Cornelius replied that undoubtedly his godfather could not have thought that there was any risk for the safety of his deposit, hidden as it was in a press which was looked upon as sacred as the tabernacle by the whole household of Van Baerle; and that consequently he had considered the certificate as useless.
Cornelius himself did not much press this point, since, even supposing that the paper should turn up, it could not have any direct connection with the correspondence which constituted the crime.
We are not going to be hard on a lady who did not belong to the Women's Press Association.
This was sent out all over the country in an Associated Press despatch, and from all over the country arose a cry of alarm.
He was assailed terribly in the press, in long and abusive editorials, for his anarchy, and hints were made of mental breakdown on his part.
To this some people may answer that, by continually publishing the details of crimes, the press ends by encouraging their commission.

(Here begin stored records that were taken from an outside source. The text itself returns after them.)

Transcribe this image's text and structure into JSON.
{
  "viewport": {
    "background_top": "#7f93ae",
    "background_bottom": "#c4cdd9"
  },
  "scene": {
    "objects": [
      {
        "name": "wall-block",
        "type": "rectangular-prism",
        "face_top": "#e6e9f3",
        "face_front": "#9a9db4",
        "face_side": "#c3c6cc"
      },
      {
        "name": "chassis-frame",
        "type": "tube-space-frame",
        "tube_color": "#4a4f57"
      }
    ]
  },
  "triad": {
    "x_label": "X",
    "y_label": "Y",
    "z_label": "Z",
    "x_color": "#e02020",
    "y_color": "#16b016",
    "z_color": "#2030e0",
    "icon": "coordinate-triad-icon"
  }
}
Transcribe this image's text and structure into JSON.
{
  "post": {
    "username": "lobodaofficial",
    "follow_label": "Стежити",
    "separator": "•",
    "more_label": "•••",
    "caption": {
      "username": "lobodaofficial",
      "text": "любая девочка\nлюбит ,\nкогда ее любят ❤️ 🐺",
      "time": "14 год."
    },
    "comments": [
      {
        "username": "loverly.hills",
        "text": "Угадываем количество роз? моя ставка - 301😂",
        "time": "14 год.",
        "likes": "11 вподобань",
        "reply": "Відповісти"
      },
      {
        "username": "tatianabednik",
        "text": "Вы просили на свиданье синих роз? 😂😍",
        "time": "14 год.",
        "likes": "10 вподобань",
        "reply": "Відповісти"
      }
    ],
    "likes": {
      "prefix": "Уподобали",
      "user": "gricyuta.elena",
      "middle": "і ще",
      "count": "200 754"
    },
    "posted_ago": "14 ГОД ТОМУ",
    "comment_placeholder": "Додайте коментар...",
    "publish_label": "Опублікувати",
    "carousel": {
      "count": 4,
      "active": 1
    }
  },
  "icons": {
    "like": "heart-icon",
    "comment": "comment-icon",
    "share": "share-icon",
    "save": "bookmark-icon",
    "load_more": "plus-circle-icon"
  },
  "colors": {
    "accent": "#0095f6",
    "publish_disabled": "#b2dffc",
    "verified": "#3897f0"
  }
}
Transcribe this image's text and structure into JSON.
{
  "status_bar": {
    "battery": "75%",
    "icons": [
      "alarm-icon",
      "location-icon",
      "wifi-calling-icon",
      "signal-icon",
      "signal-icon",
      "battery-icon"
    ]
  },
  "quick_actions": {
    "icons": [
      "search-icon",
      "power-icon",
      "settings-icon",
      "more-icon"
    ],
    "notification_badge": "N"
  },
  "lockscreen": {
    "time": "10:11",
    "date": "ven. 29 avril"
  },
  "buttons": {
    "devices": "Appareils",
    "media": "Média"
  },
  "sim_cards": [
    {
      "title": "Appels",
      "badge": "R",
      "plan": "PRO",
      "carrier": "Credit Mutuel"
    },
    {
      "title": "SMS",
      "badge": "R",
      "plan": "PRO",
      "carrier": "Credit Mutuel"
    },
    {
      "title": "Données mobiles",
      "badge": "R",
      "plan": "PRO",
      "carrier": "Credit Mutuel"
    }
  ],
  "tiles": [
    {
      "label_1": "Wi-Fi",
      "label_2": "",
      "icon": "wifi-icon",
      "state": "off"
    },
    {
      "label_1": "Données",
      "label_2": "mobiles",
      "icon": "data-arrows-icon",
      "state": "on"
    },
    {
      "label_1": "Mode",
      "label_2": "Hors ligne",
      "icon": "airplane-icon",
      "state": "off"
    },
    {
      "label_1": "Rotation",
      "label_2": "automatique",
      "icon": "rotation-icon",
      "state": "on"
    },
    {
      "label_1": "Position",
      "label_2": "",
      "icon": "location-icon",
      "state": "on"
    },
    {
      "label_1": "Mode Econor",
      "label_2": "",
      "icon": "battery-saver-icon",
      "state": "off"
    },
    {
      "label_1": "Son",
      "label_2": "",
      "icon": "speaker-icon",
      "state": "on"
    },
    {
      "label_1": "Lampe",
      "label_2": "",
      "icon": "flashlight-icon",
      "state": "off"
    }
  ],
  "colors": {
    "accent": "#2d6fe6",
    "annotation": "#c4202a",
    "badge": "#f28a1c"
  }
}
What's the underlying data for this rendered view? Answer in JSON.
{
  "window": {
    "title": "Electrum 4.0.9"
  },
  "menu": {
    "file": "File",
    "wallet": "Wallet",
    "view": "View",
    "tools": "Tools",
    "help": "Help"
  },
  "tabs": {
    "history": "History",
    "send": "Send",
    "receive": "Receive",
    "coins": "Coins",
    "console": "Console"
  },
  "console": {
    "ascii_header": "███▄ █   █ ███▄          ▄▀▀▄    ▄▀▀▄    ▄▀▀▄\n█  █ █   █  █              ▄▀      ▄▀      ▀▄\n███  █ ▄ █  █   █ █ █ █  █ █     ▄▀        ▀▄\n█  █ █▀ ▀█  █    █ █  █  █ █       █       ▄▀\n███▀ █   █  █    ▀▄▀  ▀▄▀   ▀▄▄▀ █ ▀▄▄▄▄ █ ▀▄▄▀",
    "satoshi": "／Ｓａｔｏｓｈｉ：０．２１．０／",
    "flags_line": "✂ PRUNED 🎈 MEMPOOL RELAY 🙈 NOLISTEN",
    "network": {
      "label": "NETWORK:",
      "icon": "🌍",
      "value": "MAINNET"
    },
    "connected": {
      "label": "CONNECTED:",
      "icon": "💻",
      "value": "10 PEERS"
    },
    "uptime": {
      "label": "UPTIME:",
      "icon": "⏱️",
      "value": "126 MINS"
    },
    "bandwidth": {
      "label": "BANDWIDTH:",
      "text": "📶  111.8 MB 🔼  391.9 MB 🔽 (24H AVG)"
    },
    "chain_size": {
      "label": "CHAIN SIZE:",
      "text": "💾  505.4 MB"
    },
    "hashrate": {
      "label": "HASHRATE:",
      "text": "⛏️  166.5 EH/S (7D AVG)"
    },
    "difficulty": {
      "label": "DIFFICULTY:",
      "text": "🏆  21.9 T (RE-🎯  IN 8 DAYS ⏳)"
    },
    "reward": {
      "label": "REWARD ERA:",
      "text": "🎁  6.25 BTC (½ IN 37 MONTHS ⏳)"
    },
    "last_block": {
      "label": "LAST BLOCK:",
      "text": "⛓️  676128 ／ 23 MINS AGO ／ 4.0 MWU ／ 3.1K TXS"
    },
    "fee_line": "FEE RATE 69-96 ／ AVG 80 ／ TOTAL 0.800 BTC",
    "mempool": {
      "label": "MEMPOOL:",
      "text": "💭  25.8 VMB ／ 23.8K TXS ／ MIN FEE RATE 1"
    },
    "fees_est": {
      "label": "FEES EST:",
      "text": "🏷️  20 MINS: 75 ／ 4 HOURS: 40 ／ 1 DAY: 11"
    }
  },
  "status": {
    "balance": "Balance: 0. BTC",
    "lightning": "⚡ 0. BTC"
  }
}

Schools may be erected, East, West, North, and South; pupils be taught, and masters reared, by scores upon scores of thousands; colleges may thrive, churches may be crammed, temperance may be diffused, and advancing knowledge in all other forms walk through the land with giant strides: but while the newspaper press of America is in, or near, its present abject state, high moral improvement in that country is hopeless.
But while that Press has its evil eye in every house, and its black hand in every appointment in the state, from a president to a postman; while, with ribald slander for its only stock in trade, it is the standard literature of an enormous class, who must find their reading in a newspaper, or they will not read at all; so long must its odium be upon the country's head, and so long must the evil it works, be plainly visible in the Republic.
He was obliged to take some mouldering fixtures that were on the place, and, among the rest, was a great lumbering wooden press for papers, with large glass doors, and a green curtain inside; a pretty useless thing for him, for he had no papers to put in it; and as to his clothes, he carried them about with him, and that wasn't very hard work, either.